World Mission Sunday is this upcoming Sunday, October 22. In light of this, Fr. Peter Turrone reflects on his time spent working as a missionary in the Gobi Desert – the largest desert in Asia.
1. What led you to missionary work?
After returning to the faith in my mid-twenties, I began to devour books on the lives of the saints. St. Paul, St. John Brebeuf and many other missionaries sparked the desire to bring Jesus Christ to people who had not yet come to know and love him. While earning my undergraduate degree, I discerned my call to the priesthood. Later, during grad studies, I felt a persistent pull towards missionary work. During a Marian Conference at the University of Toronto, I came across an exhibit made by the Consolata Missionaries. Their missionary work seemed to resonate with me. After getting to know the community, I entered as a postulant and was then sent to Italy for the novitiate. It was then that I first learned about the new mission they had just opened in Mongolia. After studying theology in Rome, my superiors sent me there to prepare for priesthood. It was unforgettable. Everything that I had hoped for came to pass.
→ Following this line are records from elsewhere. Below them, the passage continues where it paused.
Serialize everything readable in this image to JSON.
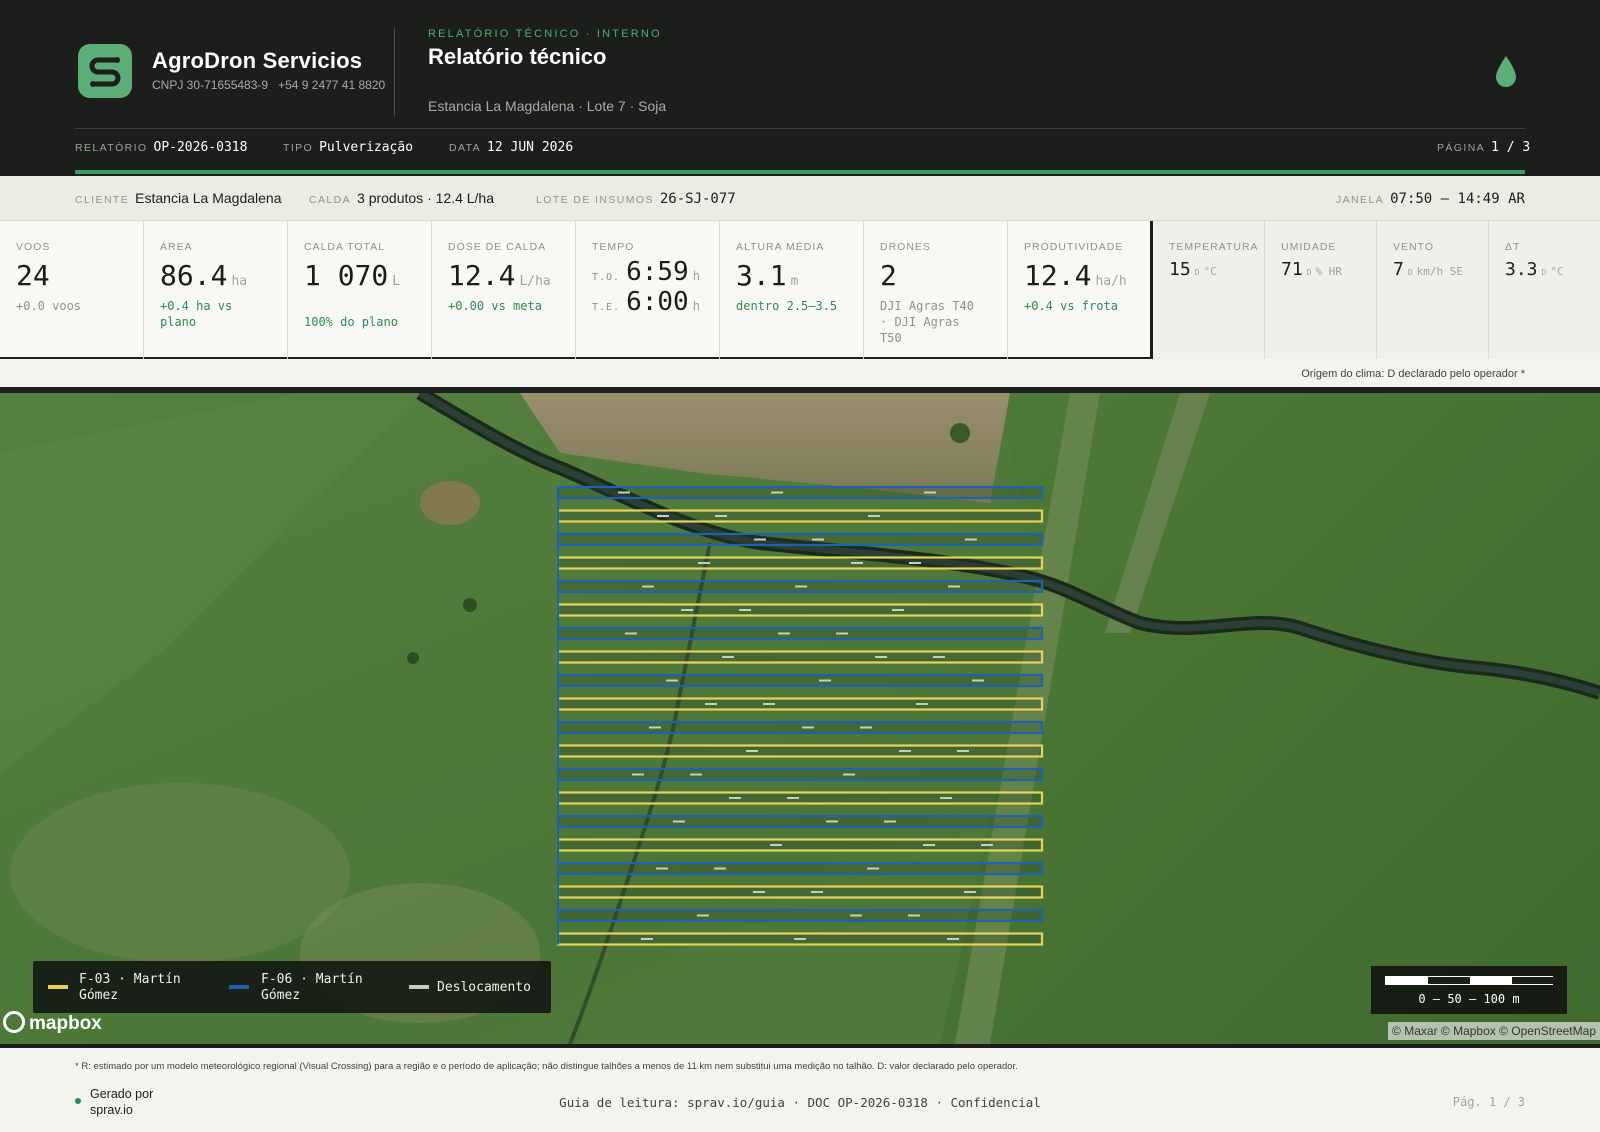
{
  "header": {
    "company_name": "AgroDron Servicios",
    "cnpj": "CNPJ 30-71655483-9",
    "phone": "+54 9 2477 41 8820",
    "eyebrow": "RELATÓRIO TÉCNICO · INTERNO",
    "title": "Relatório técnico",
    "subtitle": "Estancia La Magdalena · Lote 7 · Soja",
    "meta": {
      "relatorio_label": "RELATÓRIO",
      "relatorio_value": "OP-2026-0318",
      "tipo_label": "TIPO",
      "tipo_value": "Pulverização",
      "data_label": "DATA",
      "data_value": "12 JUN 2026",
      "pagina_label": "PÁGINA",
      "pagina_value": "1 / 3"
    },
    "brand_color": "#5cae78",
    "icons": [
      "app-logo-icon",
      "water-drop-icon"
    ]
  },
  "client_row": {
    "cliente_label": "CLIENTE",
    "cliente_value": "Estancia La Magdalena",
    "calda_label": "CALDA",
    "calda_value": "3 produtos · 12.4 L/ha",
    "lote_label": "LOTE DE INSUMOS",
    "lote_value": "26-SJ-077",
    "janela_label": "JANELA",
    "janela_value": "07:50 – 14:49 AR"
  },
  "kpis": {
    "voos": {
      "label": "VOOS",
      "value": "24",
      "unit": "",
      "note": "+0.0 voos"
    },
    "area": {
      "label": "ÁREA",
      "value": "86.4",
      "unit": "ha",
      "note": "+0.4 ha vs plano"
    },
    "calda_total": {
      "label": "CALDA TOTAL",
      "value": "1 070",
      "unit": "L",
      "note": "100% do plano"
    },
    "dose": {
      "label": "DOSE DE CALDA",
      "value": "12.4",
      "unit": "L/ha",
      "note": "+0.00 vs meta"
    },
    "tempo": {
      "label": "TEMPO",
      "to_label": "T.O.",
      "to_value": "6:59",
      "te_label": "T.E.",
      "te_value": "6:00",
      "unit": "h"
    },
    "altura": {
      "label": "ALTURA MÉDIA",
      "value": "3.1",
      "unit": "m",
      "note": "dentro 2.5–3.5"
    },
    "drones": {
      "label": "DRONES",
      "value": "2",
      "note": "DJI Agras T40 · DJI Agras T50"
    },
    "produtividade": {
      "label": "PRODUTIVIDADE",
      "value": "12.4",
      "unit": "ha/h",
      "note": "+0.4 vs frota"
    },
    "temperatura": {
      "label": "TEMPERATURA",
      "value": "15",
      "flag": "D",
      "unit": "°C"
    },
    "umidade": {
      "label": "UMIDADE",
      "value": "71",
      "flag": "D",
      "unit": "% HR"
    },
    "vento": {
      "label": "VENTO",
      "value": "7",
      "flag": "D",
      "unit": "km/h SE"
    },
    "delta_t": {
      "label": "ΔT",
      "value": "3.3",
      "flag": "D",
      "unit": "°C"
    }
  },
  "origem_clima": "Origem do clima: D declarado pelo operador *",
  "map": {
    "legend": {
      "f03": "F-03 · Martín Gómez",
      "f06": "F-06 · Martín Gómez",
      "desloc": "Deslocamento"
    },
    "colors": {
      "f03": "#e6d35a",
      "f06": "#1f62b0",
      "desloc": "#c9cbc6"
    },
    "scale_label": "0 – 50 – 100 m",
    "logo_text": "mapbox",
    "attribution": "© Maxar © Mapbox © OpenStreetMap"
  },
  "footer": {
    "footnote": "* R: estimado por um modelo meteorológico regional (Visual Crossing) para a região e o período de aplicação; não distingue talhões a menos de 11 km nem substitui uma medição no talhão. D: valor declarado pelo operador.",
    "generated": "Gerado por sprav.io",
    "guide": "Guia de leitura: sprav.io/guia · DOC OP-2026-0318 · Confidencial",
    "page": "Pág. 1 / 3"
  }
}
2. Tell us about your time serving the poor as a missionary in the Mongolian desert.
Mongolia is unlike any other country I have ever lived in or visited. The famous Mongolian Steppe – one of the largest grasslands in the world – is both picturesque and sometimes frightening. You can drive for several hours and not encounter a single vehicle other than the occasional herd of horses or goats. This is fine in the summer months. However, the winters are difficult. The temperature can drop to -50 C. The majority of Mongolians live in ghers (round tents). I have never met a people so capable of enduring such extreme weather and poverty while simultaneously wearing a smile on their face.
My work consisted of studying the language in order to communicate and say Mass, caring for the children and teens, accompanying the sick to hospital in the city (seven hours away) and doing the daily chores for the community. Often times, this meant simply helping to thaw the frozen pipes so we could have access to water!
3. Why is World Mission Sunday important?
World Mission Sunday is important to me, and to the whole Church, because it reminds us of the permanent validity of the Church's call to bring Jesus Christ to all the nations. One of my favourite encyclicals written by Pope St. John Paul II is entitled Redemptoris Missio. It provides the biblical and theological framework for missionary activity. While it is true that the West also needs to be re-evangelized, there are still many people who have never received the initial proclamation. Jesus Christ is the only way to heaven (cf. Acts 4:12). Therefore, everyone has a right to hear the Good News of salvation. Missionaries cannot do this work without the prayers and material support of members of the household of the same faith (cf. Gal 6:10). We relied on the generosity of Catholics in other countries to help us provide the basic resources needed to care for those in need.